Woman and Child in Hats, Cuzco

1970, Printed 1984
Selenium-toned silver photograph

Penn credit and Condé Nast copyright reproduction limitation stamps on mount’s verso.

Frame: 17 1/4 x 14 1/8 inches

Irving Penn’s “Woman and Child in Hats, Cuzco,” captured in 1970, emerges as a striking testament to his enduring fascination with ethnographic photography. Set against the backdrop of Cuzco, Peru, this photograph encapsulates the resilience, pride, and cultural heritage of its subjects.

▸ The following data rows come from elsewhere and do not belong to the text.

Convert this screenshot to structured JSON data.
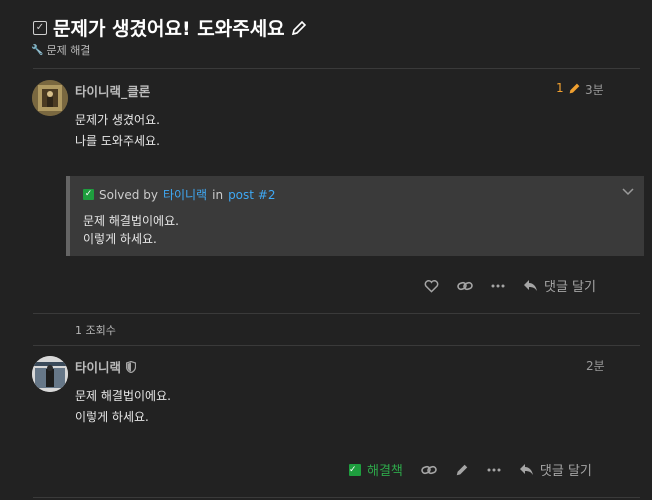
{
  "topic": {
    "title": "문제가 생겼어요! 도와주세요",
    "category": "문제 해결"
  },
  "post1": {
    "username": "타이니랙_클론",
    "edit_count": "1",
    "time": "3분",
    "lines": [
      "문제가 생겼어요.",
      "나를 도와주세요."
    ],
    "solved": {
      "label": "Solved by",
      "by": "타이니랙",
      "in": "in",
      "post_link": "post #2",
      "lines": [
        "문제 해결법이에요.",
        "이렇게 하세요."
      ]
    },
    "reply_label": "댓글 달기"
  },
  "views": "1 조회수",
  "post2": {
    "username": "타이니랙",
    "time": "2분",
    "lines": [
      "문제 해결법이에요.",
      "이렇게 하세요."
    ],
    "solution_label": "해결책",
    "reply_label": "댓글 달기"
  }
}
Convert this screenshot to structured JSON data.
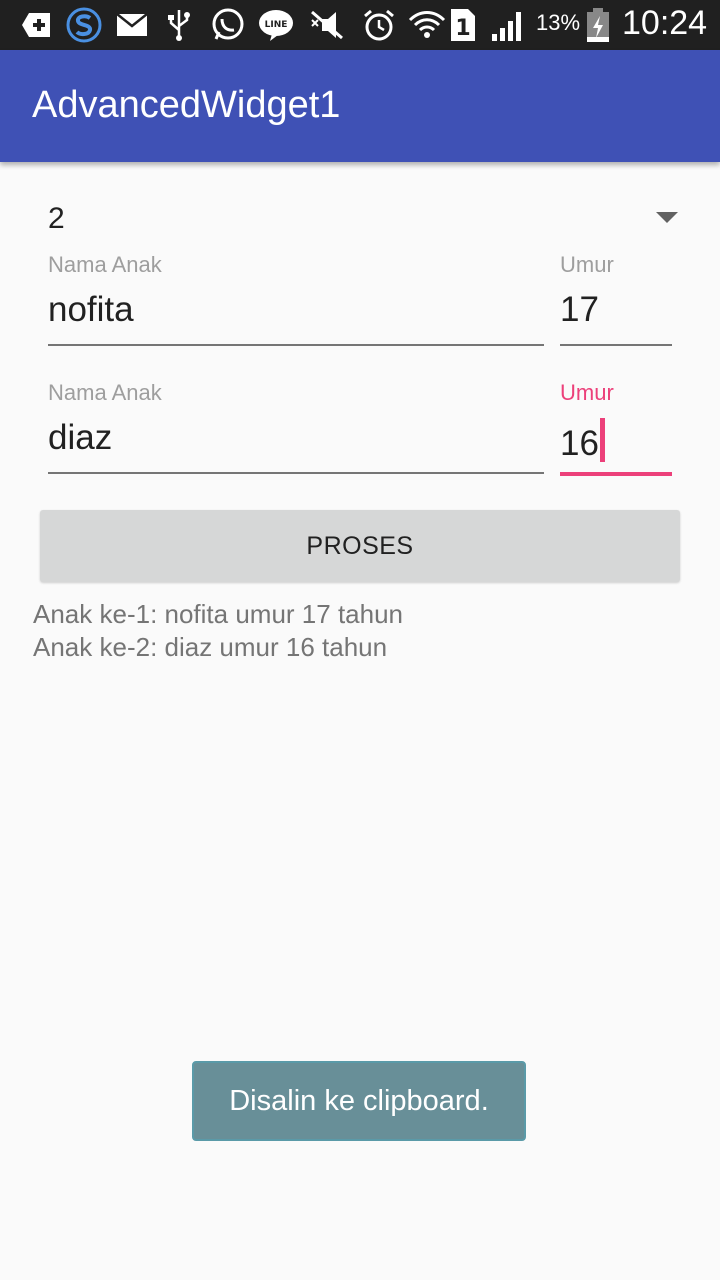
{
  "status_bar": {
    "icons": [
      "add-icon",
      "s-app-icon",
      "mail-icon",
      "usb-icon",
      "whatsapp-icon",
      "line-icon",
      "mute-icon",
      "alarm-icon",
      "wifi-icon",
      "sim-1-icon",
      "signal-icon",
      "battery-icon"
    ],
    "sim_number": "1",
    "battery_percent": "13%",
    "time": "10:24"
  },
  "app_bar": {
    "title": "AdvancedWidget1"
  },
  "spinner": {
    "selected": "2"
  },
  "children": [
    {
      "name_label": "Nama Anak",
      "name_value": "nofita",
      "age_label": "Umur",
      "age_value": "17"
    },
    {
      "name_label": "Nama Anak",
      "name_value": "diaz",
      "age_label": "Umur",
      "age_value": "16"
    }
  ],
  "process_button": {
    "label": "PROSES"
  },
  "results": [
    "Anak ke-1: nofita umur 17 tahun",
    "Anak ke-2: diaz umur 16 tahun"
  ],
  "toast": {
    "message": "Disalin ke clipboard."
  },
  "colors": {
    "app_bar": "#3f51b5",
    "accent": "#ec407a",
    "toast_bg": "#688f98"
  }
}
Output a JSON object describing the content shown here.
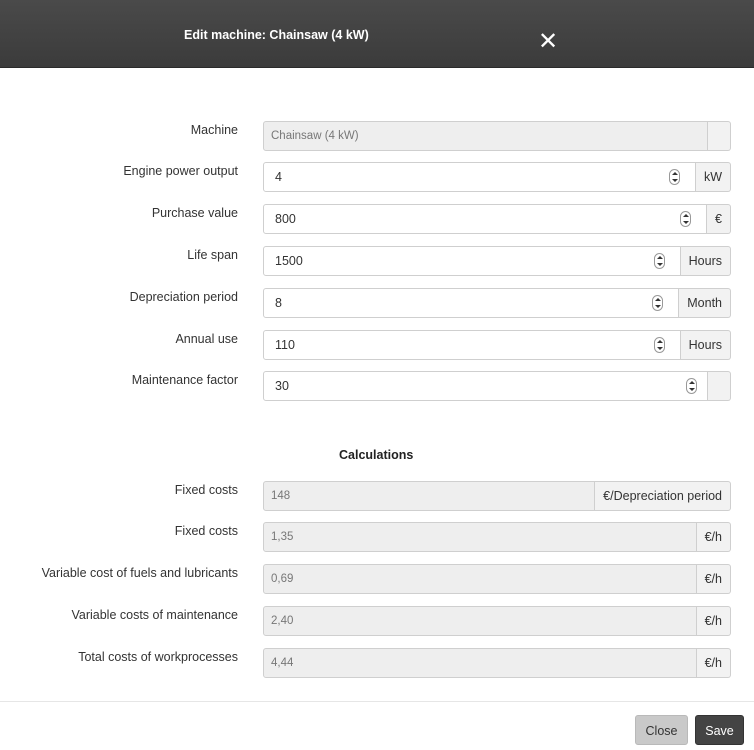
{
  "dialog": {
    "title": "Edit machine: Chainsaw (4 kW)",
    "close_icon": "close-icon"
  },
  "form": {
    "machine": {
      "label": "Machine",
      "value": "Chainsaw (4 kW)",
      "unit": ""
    },
    "engine_power": {
      "label": "Engine power output",
      "value": "4",
      "unit": "kW"
    },
    "purchase_value": {
      "label": "Purchase value",
      "value": "800",
      "unit": "€"
    },
    "life_span": {
      "label": "Life span",
      "value": "1500",
      "unit": "Hours"
    },
    "depreciation_period": {
      "label": "Depreciation period",
      "value": "8",
      "unit": "Month"
    },
    "annual_use": {
      "label": "Annual use",
      "value": "110",
      "unit": "Hours"
    },
    "maintenance_factor": {
      "label": "Maintenance factor",
      "value": "30",
      "unit": ""
    }
  },
  "calculations": {
    "title": "Calculations",
    "fixed_costs_period": {
      "label": "Fixed costs",
      "value": "148",
      "unit": "€/Depreciation period"
    },
    "fixed_costs_hour": {
      "label": "Fixed costs",
      "value": "1,35",
      "unit": "€/h"
    },
    "variable_fuels": {
      "label": "Variable cost of fuels and lubricants",
      "value": "0,69",
      "unit": "€/h"
    },
    "variable_maintenance": {
      "label": "Variable costs of maintenance",
      "value": "2,40",
      "unit": "€/h"
    },
    "total_costs": {
      "label": "Total costs of workprocesses",
      "value": "4,44",
      "unit": "€/h"
    }
  },
  "footer": {
    "close_label": "Close",
    "save_label": "Save"
  },
  "colors": {
    "header_bg": "#3f3f3f",
    "save_bg": "#444444",
    "readonly_bg": "#eeeeee"
  }
}
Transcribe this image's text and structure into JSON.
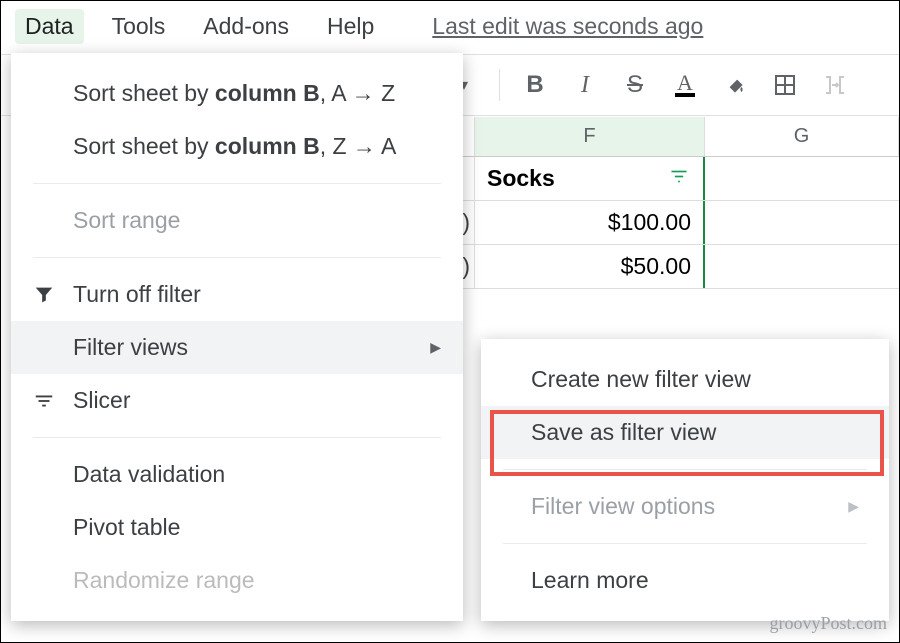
{
  "menubar": {
    "data": "Data",
    "tools": "Tools",
    "addons": "Add-ons",
    "help": "Help",
    "last_edit": "Last edit was seconds ago"
  },
  "toolbar": {
    "caret": "▾",
    "bold": "B",
    "italic": "I",
    "strike": "S",
    "textcolor": "A"
  },
  "sheet": {
    "col_F": "F",
    "col_G": "G",
    "header_F": "Socks",
    "row1_partial": ")",
    "row1_F": "$100.00",
    "row2_partial": ")",
    "row2_F": "$50.00"
  },
  "data_menu": {
    "sort_az_prefix": "Sort sheet by ",
    "sort_az_bold": "column B",
    "sort_az_suffix": ", A → Z",
    "sort_za_prefix": "Sort sheet by ",
    "sort_za_bold": "column B",
    "sort_za_suffix": ", Z → A",
    "sort_range": "Sort range",
    "turn_off_filter": "Turn off filter",
    "filter_views": "Filter views",
    "slicer": "Slicer",
    "data_validation": "Data validation",
    "pivot_table": "Pivot table",
    "randomize": "Randomize range"
  },
  "filter_submenu": {
    "create": "Create new filter view",
    "save_as": "Save as filter view",
    "options": "Filter view options",
    "learn_more": "Learn more"
  },
  "watermark": "groovyPost.com"
}
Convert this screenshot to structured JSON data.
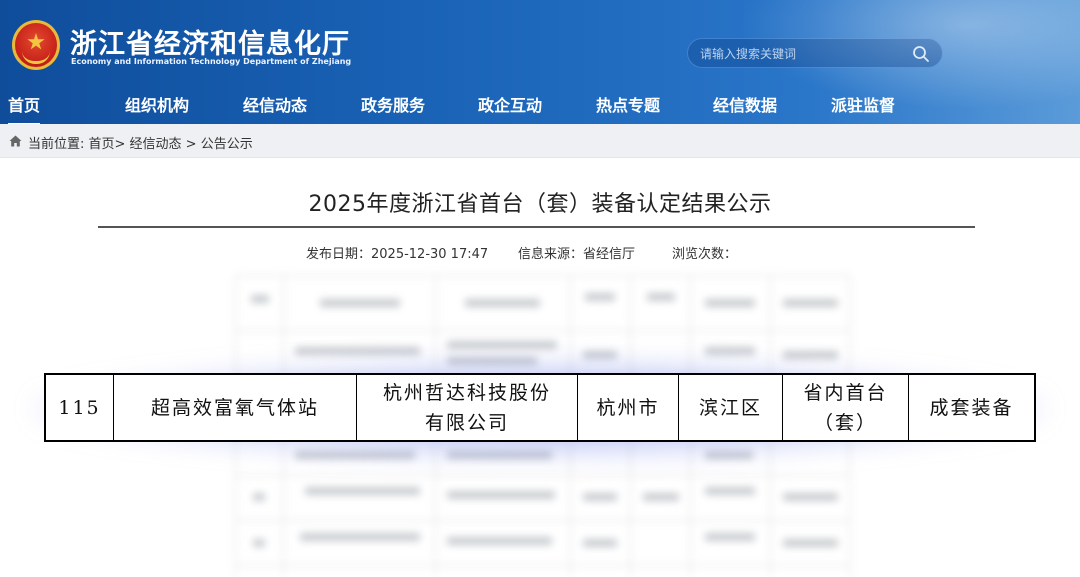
{
  "header": {
    "title": "浙江省经济和信息化厅",
    "subtitle": "Economy and Information Technology Department of Zhejiang",
    "search_placeholder": "请输入搜索关键词",
    "nav": [
      "首页",
      "组织机构",
      "经信动态",
      "政务服务",
      "政企互动",
      "热点专题",
      "经信数据",
      "派驻监督"
    ],
    "active_nav": "首页"
  },
  "breadcrumb": {
    "text": "当前位置: 首页> 经信动态 > 公告公示"
  },
  "article": {
    "title": "2025年度浙江省首台（套）装备认定结果公示",
    "publish_date": "发布日期：2025-12-30 17:47",
    "source": "信息来源：省经信厅",
    "views": "浏览次数："
  },
  "highlight_row": {
    "index": "115",
    "product": "超高效富氧气体站",
    "company_line1": "杭州哲达科技股份",
    "company_line2": "有限公司",
    "city": "杭州市",
    "district": "滨江区",
    "level_line1": "省内首台",
    "level_line2": "（套）",
    "category": "成套装备"
  },
  "colors": {
    "header_blue": "#1a63b7",
    "breadcrumb_bg": "#eef0f3",
    "highlight_glow": "#5f6edc"
  },
  "icons": [
    "national-emblem-icon",
    "search-icon",
    "home-icon"
  ]
}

At the forefront of the composition stands a woman, her posture exuding strength and confidence as she proudly places one hand on her hip. Beside her, a child stands hand-in-hand, a symbol of familial unity and continuity. Both figures are adorned in traditional Peruvian clothing, their attire reflecting centuries-old customs and craftsmanship.

Despite their barefootedness, the woman and child are adorned with intricate hats, each hat serving as a distinctive marker of their cultural identity. Penn’s keen eye for detail captures the exquisite craftsmanship and vibrant colors of these traditional garments, evoking a sense of reverence for Peru’s rich cultural heritage.

In “Woman and Child in Hats, Cuzco,” Penn masterfully encapsulates the essence of Peruvian life, transcending mere documentation to convey the enduring spirit of its people. Through his lens, he celebrates the resilience and beauty found amidst the everyday lives of individuals who continue to uphold their traditions in the face of modernity.

This photograph serves as a poignant reminder of Penn’s commitment to capturing the diversity and richness of human experience. By immortalizing moments of quiet dignity and cultural pride, Penn invites viewers to reflect on the interconnectedness of humanity and the enduring legacy of tradition.